─── Supplied records ───
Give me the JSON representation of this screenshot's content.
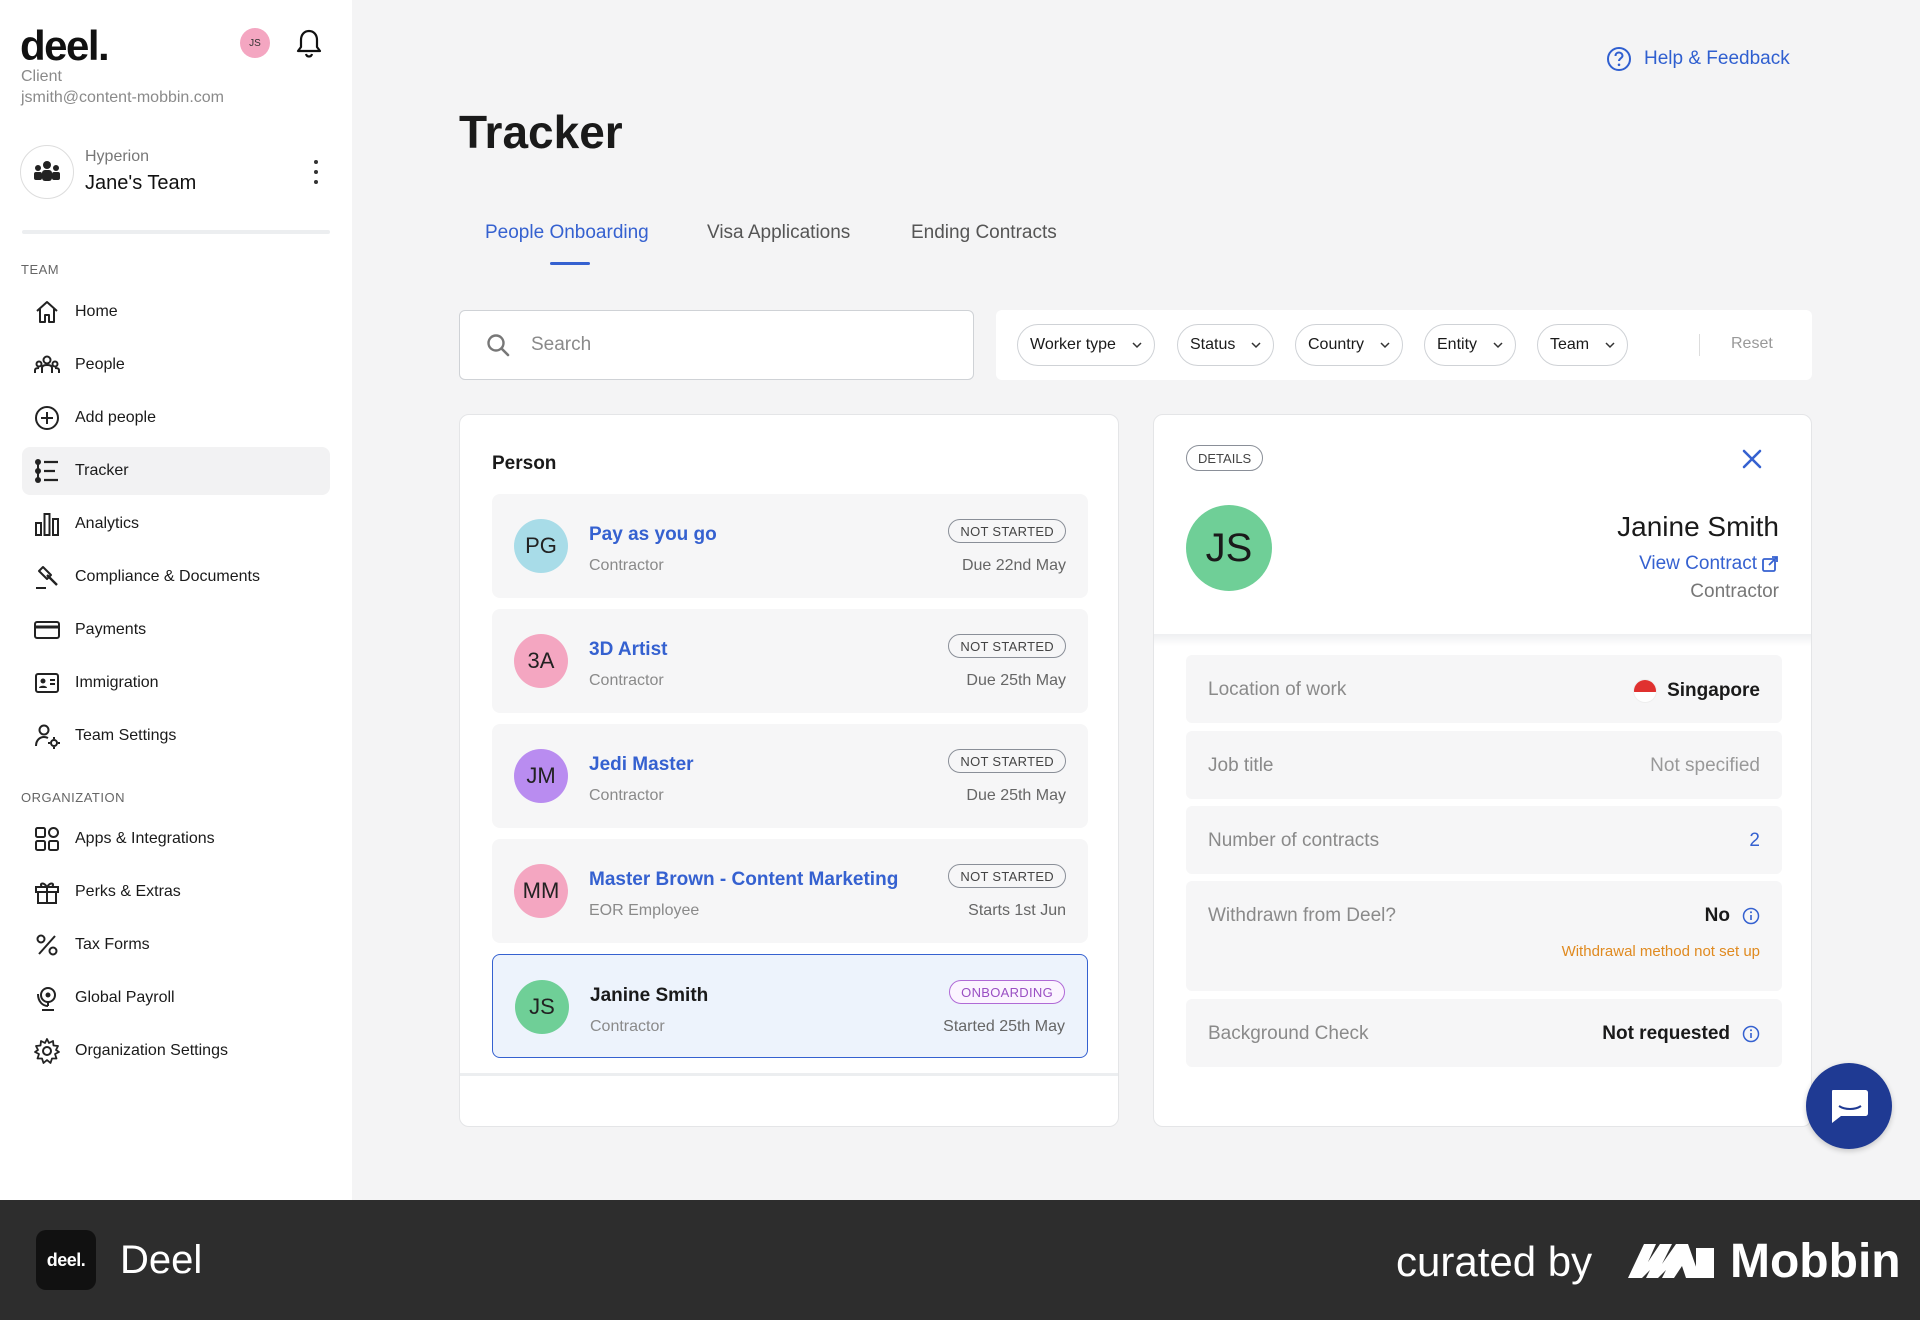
{
  "account": {
    "logo": "deel.",
    "avatar_initials": "JS",
    "role": "Client",
    "email": "jsmith@content-mobbin.com"
  },
  "team": {
    "org": "Hyperion",
    "name": "Jane's Team"
  },
  "sidebar": {
    "team_section_label": "TEAM",
    "org_section_label": "ORGANIZATION",
    "team_items": [
      {
        "label": "Home",
        "icon": "home-icon"
      },
      {
        "label": "People",
        "icon": "people-icon"
      },
      {
        "label": "Add people",
        "icon": "add-circle-icon"
      },
      {
        "label": "Tracker",
        "icon": "tracker-icon",
        "active": true
      },
      {
        "label": "Analytics",
        "icon": "bar-chart-icon"
      },
      {
        "label": "Compliance & Documents",
        "icon": "gavel-icon"
      },
      {
        "label": "Payments",
        "icon": "credit-card-icon"
      },
      {
        "label": "Immigration",
        "icon": "id-card-icon"
      },
      {
        "label": "Team Settings",
        "icon": "user-settings-icon"
      }
    ],
    "org_items": [
      {
        "label": "Apps & Integrations",
        "icon": "apps-grid-icon"
      },
      {
        "label": "Perks & Extras",
        "icon": "gift-icon"
      },
      {
        "label": "Tax Forms",
        "icon": "percent-icon"
      },
      {
        "label": "Global Payroll",
        "icon": "location-pin-icon"
      },
      {
        "label": "Organization Settings",
        "icon": "gear-icon"
      }
    ]
  },
  "header": {
    "help_label": "Help & Feedback",
    "title": "Tracker"
  },
  "tabs": [
    {
      "label": "People Onboarding",
      "active": true
    },
    {
      "label": "Visa Applications"
    },
    {
      "label": "Ending Contracts"
    }
  ],
  "search": {
    "placeholder": "Search",
    "value": ""
  },
  "filters": {
    "chips": [
      "Worker type",
      "Status",
      "Country",
      "Entity",
      "Team"
    ],
    "reset_label": "Reset"
  },
  "people_list": {
    "heading": "Person",
    "rows": [
      {
        "initials": "PG",
        "avatar_color": "#a8dce8",
        "name": "Pay as you go",
        "type": "Contractor",
        "status": "NOT STARTED",
        "date": "Due 22nd May"
      },
      {
        "initials": "3A",
        "avatar_color": "#f4a6c1",
        "name": "3D Artist",
        "type": "Contractor",
        "status": "NOT STARTED",
        "date": "Due 25th May"
      },
      {
        "initials": "JM",
        "avatar_color": "#b98cf0",
        "name": "Jedi Master",
        "type": "Contractor",
        "status": "NOT STARTED",
        "date": "Due 25th May"
      },
      {
        "initials": "MM",
        "avatar_color": "#f4a6c1",
        "name": "Master Brown - Content Marketing",
        "type": "EOR Employee",
        "status": "NOT STARTED",
        "date": "Starts 1st Jun"
      },
      {
        "initials": "JS",
        "avatar_color": "#6fcf97",
        "name": "Janine Smith",
        "type": "Contractor",
        "status": "ONBOARDING",
        "date": "Started 25th May",
        "selected": true
      }
    ]
  },
  "details": {
    "badge": "DETAILS",
    "initials": "JS",
    "name": "Janine Smith",
    "view_contract": "View Contract",
    "role": "Contractor",
    "fields": {
      "location_label": "Location of work",
      "location_value": "Singapore",
      "job_label": "Job title",
      "job_value": "Not specified",
      "contracts_label": "Number of contracts",
      "contracts_value": "2",
      "withdrawn_label": "Withdrawn from Deel?",
      "withdrawn_value": "No",
      "withdrawn_warning": "Withdrawal method not set up",
      "background_label": "Background Check",
      "background_value": "Not requested"
    }
  },
  "footer": {
    "app_logo": "deel.",
    "app_name": "Deel",
    "curated": "curated by",
    "brand": "Mobbin"
  }
}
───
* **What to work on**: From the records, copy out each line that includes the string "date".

* **Solution for this problem**:
        "date": "Due 22nd May"
        "date": "Due 25th May"
        "date": "Due 25th May"
        "date": "Starts 1st Jun"
        "date": "Started 25th May",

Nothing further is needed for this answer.